==== MATERIAL SHOWN
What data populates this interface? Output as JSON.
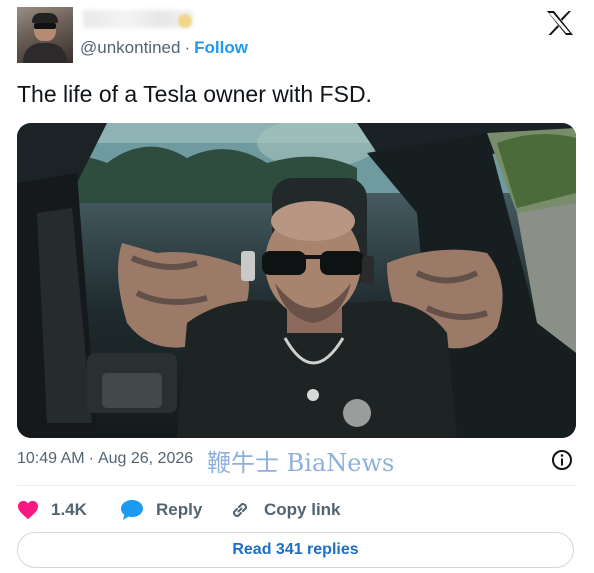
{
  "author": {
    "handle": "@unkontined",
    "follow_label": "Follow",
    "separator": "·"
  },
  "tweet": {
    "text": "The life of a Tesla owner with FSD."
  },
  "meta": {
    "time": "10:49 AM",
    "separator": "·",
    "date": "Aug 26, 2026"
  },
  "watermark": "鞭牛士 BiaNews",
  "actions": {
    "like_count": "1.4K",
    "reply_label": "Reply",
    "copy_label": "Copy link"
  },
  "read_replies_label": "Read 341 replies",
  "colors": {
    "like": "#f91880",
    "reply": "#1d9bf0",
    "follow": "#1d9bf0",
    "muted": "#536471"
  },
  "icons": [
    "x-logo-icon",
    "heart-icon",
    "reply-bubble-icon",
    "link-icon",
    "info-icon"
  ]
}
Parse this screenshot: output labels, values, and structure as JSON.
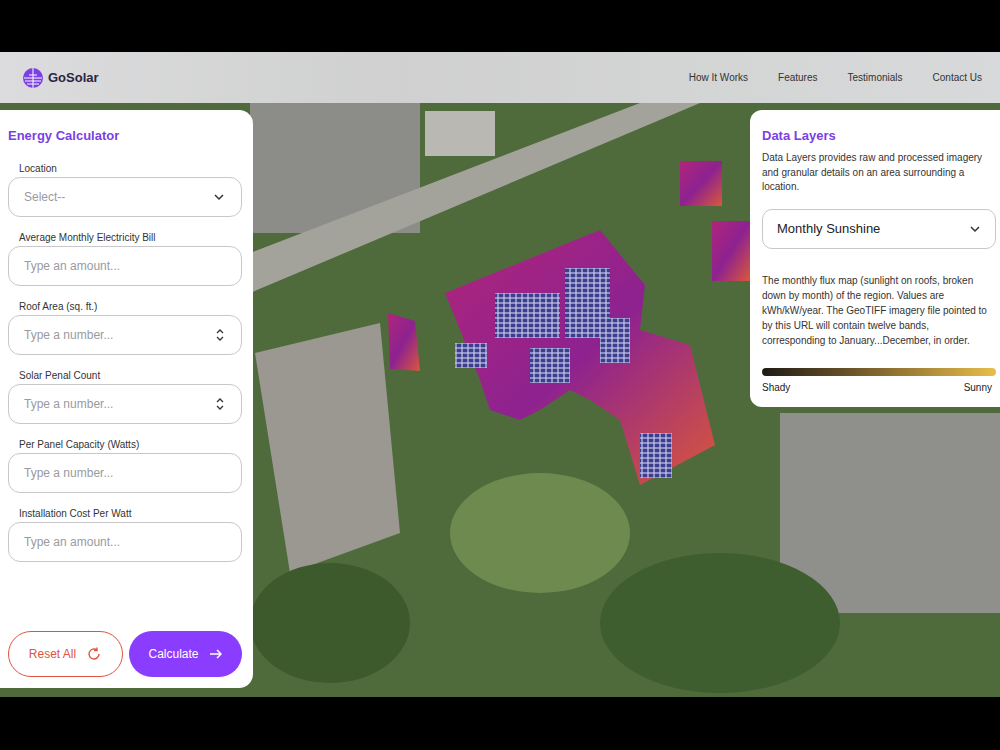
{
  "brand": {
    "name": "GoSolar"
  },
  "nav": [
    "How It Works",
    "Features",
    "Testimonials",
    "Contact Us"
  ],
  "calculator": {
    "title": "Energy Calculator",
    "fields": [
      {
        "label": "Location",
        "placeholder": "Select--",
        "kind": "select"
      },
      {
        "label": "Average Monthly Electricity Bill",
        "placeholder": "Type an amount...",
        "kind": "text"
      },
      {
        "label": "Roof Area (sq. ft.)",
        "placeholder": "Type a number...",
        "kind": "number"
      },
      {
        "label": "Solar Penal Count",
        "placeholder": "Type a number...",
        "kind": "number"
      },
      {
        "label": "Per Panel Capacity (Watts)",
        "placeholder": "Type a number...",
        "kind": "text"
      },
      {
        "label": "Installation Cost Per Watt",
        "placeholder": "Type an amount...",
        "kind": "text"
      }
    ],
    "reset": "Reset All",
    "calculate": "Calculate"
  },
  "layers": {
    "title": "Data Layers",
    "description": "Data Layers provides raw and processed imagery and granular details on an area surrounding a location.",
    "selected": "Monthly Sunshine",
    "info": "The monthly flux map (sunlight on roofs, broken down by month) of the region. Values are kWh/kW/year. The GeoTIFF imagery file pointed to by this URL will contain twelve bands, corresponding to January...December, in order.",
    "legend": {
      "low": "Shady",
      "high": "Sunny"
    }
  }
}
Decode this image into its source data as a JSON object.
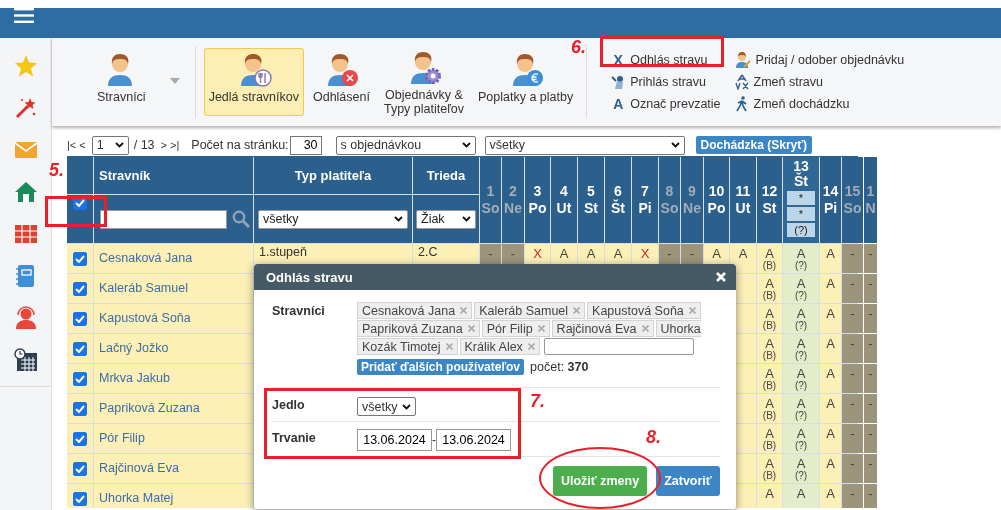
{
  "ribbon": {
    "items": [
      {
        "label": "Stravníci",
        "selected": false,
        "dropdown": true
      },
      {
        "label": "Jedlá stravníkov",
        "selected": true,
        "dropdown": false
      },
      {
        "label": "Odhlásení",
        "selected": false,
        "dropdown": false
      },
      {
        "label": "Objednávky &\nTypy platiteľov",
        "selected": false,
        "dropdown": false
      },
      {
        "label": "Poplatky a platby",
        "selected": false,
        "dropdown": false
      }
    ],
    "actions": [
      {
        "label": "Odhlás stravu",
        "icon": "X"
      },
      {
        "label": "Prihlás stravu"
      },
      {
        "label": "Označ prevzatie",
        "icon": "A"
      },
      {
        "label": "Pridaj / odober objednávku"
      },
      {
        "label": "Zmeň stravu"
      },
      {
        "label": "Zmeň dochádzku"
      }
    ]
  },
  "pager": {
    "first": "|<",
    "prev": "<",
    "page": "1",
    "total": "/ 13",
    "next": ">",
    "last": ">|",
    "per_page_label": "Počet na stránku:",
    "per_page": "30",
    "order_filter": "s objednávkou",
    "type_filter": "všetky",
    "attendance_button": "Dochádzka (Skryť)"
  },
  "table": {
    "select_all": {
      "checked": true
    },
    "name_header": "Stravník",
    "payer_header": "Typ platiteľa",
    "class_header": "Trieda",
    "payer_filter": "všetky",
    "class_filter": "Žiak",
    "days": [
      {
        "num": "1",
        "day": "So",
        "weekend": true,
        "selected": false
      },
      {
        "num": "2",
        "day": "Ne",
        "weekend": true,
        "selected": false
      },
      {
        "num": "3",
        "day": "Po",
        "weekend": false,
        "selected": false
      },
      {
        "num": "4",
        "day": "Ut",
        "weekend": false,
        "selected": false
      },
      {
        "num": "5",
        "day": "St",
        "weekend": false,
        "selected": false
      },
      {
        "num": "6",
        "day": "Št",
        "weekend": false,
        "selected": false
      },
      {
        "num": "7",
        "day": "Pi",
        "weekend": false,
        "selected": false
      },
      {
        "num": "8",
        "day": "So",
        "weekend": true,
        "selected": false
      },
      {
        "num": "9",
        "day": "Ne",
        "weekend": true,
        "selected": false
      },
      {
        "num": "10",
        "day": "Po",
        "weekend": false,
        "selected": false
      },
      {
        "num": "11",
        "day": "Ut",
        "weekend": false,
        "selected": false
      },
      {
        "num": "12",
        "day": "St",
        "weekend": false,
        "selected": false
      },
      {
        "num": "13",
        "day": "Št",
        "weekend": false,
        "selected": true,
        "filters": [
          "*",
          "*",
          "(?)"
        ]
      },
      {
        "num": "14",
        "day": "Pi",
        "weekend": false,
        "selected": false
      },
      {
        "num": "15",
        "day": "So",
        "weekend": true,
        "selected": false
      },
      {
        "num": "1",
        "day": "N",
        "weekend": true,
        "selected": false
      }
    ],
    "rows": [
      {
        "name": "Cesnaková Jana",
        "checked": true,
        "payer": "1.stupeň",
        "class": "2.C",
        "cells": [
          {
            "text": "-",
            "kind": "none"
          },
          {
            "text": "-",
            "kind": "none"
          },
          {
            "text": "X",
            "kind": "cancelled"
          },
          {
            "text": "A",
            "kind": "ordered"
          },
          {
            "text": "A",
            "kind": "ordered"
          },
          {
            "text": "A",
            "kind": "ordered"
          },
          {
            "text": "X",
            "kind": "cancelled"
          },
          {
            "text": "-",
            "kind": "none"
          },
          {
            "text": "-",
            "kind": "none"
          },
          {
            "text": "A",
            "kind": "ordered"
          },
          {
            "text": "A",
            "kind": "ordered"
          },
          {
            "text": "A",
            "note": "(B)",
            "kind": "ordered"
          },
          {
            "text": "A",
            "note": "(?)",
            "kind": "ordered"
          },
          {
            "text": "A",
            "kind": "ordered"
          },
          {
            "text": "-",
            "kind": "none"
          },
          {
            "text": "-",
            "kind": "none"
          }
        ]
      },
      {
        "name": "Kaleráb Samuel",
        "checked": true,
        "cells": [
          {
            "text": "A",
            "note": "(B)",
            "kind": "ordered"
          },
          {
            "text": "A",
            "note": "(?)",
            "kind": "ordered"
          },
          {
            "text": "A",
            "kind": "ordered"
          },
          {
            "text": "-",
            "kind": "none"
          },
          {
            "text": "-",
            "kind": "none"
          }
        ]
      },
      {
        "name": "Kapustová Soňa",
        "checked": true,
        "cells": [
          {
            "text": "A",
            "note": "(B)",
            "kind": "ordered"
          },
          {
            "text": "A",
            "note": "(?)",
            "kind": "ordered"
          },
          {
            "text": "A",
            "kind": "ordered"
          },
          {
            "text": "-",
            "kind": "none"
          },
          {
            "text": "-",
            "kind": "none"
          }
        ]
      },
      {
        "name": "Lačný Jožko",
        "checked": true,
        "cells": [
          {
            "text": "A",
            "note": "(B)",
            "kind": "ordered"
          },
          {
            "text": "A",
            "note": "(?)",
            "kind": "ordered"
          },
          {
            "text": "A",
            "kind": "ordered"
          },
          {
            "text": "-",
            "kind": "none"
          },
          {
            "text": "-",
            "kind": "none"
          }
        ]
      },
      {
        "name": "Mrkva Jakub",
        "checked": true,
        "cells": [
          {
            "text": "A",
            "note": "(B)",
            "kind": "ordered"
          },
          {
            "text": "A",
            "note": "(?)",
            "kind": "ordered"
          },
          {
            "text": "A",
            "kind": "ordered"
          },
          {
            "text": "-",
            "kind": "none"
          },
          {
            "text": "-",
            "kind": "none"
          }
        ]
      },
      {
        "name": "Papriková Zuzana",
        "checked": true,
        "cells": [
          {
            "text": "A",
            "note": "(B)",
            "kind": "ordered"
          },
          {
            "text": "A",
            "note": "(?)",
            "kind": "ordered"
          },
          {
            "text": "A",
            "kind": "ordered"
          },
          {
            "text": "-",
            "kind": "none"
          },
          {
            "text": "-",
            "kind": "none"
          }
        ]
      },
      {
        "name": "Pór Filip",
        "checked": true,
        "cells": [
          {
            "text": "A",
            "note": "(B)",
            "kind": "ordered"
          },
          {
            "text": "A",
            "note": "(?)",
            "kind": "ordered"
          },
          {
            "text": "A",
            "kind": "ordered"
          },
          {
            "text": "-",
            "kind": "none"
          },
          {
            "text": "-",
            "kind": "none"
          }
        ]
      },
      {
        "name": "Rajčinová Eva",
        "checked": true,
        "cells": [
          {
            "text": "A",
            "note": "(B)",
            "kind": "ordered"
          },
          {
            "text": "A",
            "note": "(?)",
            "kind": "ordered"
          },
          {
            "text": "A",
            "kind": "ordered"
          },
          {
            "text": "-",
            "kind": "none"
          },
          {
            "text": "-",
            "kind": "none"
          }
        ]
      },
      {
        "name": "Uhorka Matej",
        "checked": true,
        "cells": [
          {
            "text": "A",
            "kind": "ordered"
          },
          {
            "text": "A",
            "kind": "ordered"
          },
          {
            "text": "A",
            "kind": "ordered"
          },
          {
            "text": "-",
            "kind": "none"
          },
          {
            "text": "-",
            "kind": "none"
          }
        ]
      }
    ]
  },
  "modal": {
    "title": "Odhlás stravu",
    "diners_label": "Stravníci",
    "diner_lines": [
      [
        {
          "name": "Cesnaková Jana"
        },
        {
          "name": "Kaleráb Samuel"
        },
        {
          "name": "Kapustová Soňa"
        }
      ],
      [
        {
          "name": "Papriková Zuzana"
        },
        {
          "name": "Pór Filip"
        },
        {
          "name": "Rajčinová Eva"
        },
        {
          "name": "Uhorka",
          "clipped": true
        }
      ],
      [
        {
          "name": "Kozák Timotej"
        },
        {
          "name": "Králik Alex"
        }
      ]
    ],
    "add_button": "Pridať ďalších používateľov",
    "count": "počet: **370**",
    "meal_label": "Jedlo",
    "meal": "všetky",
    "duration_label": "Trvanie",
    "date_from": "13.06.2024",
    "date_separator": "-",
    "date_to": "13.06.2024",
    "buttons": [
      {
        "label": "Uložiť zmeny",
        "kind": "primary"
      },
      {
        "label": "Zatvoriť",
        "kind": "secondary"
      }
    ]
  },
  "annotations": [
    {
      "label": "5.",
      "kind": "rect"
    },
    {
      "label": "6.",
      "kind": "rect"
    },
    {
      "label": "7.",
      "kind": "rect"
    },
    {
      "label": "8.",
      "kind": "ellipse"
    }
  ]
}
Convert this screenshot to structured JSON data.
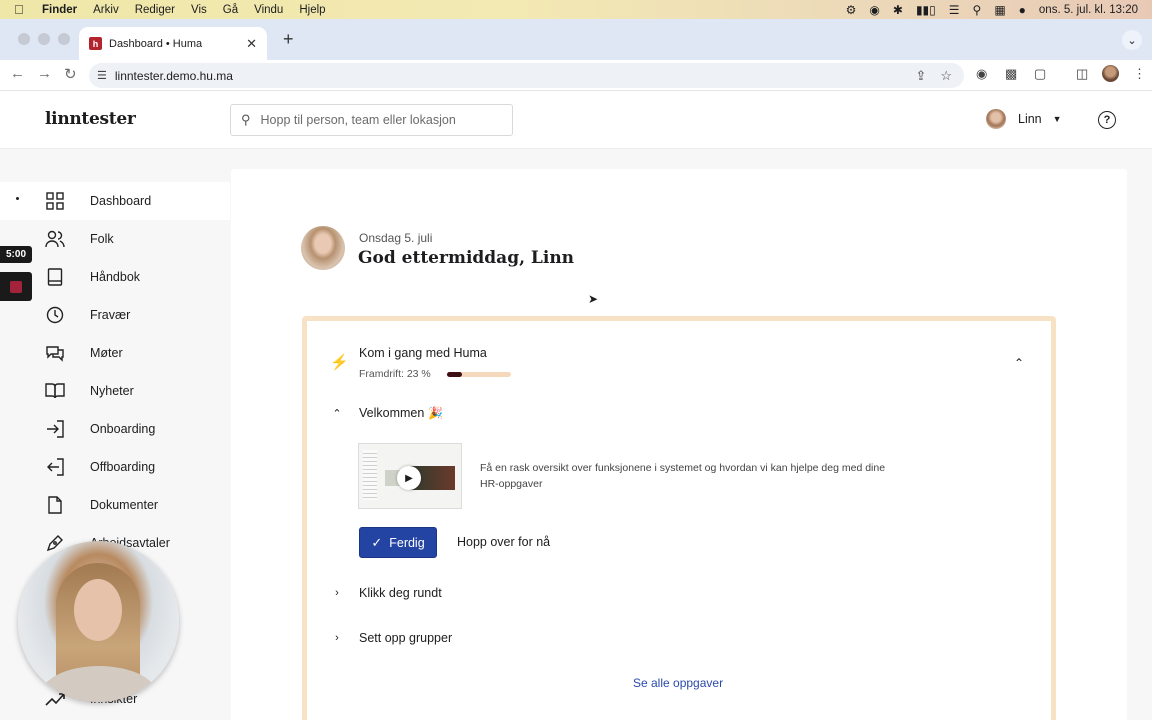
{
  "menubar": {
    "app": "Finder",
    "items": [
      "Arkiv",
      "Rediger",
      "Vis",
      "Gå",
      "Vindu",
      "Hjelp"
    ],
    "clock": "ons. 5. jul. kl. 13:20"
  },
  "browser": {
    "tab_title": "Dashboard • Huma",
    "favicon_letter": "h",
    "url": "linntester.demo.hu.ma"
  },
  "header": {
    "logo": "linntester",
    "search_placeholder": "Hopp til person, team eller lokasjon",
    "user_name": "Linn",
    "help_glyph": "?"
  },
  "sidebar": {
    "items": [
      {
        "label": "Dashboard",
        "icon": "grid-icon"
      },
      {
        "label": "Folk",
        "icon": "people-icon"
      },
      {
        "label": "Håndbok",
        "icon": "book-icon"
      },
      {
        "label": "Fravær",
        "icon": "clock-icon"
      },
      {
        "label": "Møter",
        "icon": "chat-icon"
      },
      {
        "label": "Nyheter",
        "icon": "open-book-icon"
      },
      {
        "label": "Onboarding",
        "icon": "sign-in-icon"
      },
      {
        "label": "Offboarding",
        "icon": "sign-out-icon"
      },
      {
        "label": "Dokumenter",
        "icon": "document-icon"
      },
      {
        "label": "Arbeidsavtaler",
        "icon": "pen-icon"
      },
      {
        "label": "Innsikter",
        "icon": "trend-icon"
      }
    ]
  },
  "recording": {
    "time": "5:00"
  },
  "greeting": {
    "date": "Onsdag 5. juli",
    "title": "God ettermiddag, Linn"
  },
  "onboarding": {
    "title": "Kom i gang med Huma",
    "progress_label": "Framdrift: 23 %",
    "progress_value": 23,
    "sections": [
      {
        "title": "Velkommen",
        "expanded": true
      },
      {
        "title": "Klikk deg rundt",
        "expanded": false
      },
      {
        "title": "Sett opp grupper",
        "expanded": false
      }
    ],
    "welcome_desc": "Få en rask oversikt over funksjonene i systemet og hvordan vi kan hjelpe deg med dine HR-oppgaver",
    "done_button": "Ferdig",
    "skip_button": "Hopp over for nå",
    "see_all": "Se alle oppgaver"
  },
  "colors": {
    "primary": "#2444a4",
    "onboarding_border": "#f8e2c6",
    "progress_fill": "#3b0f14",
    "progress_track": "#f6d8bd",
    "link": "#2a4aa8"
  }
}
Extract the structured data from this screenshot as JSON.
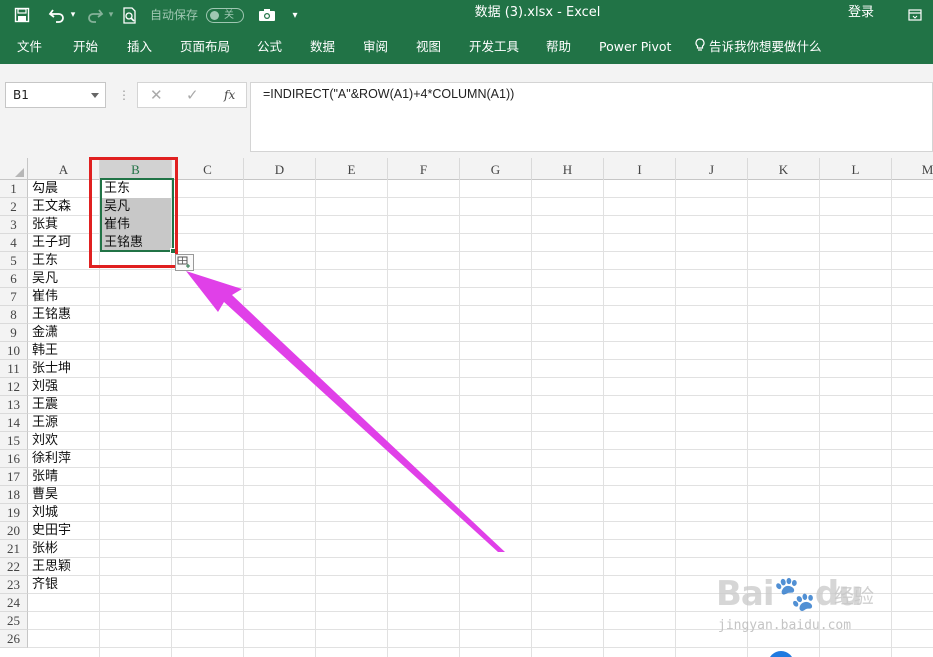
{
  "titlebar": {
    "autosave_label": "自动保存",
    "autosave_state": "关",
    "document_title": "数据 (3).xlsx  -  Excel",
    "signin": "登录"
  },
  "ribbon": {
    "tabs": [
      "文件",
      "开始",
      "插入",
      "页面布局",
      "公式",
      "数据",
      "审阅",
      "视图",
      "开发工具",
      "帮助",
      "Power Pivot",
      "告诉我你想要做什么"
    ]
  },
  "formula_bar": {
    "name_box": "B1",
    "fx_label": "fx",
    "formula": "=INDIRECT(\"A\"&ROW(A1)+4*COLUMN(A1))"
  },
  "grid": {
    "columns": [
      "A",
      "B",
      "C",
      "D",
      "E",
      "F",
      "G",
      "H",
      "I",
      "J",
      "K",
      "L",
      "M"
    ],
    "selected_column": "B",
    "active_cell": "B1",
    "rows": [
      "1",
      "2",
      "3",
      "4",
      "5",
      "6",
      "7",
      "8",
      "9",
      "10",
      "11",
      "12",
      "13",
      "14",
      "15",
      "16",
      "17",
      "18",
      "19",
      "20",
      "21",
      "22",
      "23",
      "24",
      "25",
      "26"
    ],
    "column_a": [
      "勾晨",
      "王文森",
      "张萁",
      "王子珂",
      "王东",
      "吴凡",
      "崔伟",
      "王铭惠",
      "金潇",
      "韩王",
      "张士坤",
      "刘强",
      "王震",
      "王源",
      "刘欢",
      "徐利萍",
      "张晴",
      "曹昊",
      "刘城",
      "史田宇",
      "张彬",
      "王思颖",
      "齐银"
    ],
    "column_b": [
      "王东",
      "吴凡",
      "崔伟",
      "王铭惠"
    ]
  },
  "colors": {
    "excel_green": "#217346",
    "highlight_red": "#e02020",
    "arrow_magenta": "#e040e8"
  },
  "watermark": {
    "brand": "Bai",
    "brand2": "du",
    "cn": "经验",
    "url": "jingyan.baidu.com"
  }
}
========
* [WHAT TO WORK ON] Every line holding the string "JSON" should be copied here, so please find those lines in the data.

* [ANSWER BELOW]
What data populates this interface? Output as JSON.
Parse this screenshot: output labels, values, and structure as JSON.
Decode this image into its source data as a JSON object.
Convert this screenshot to structured JSON data.
Extract the structured data from this screenshot as JSON.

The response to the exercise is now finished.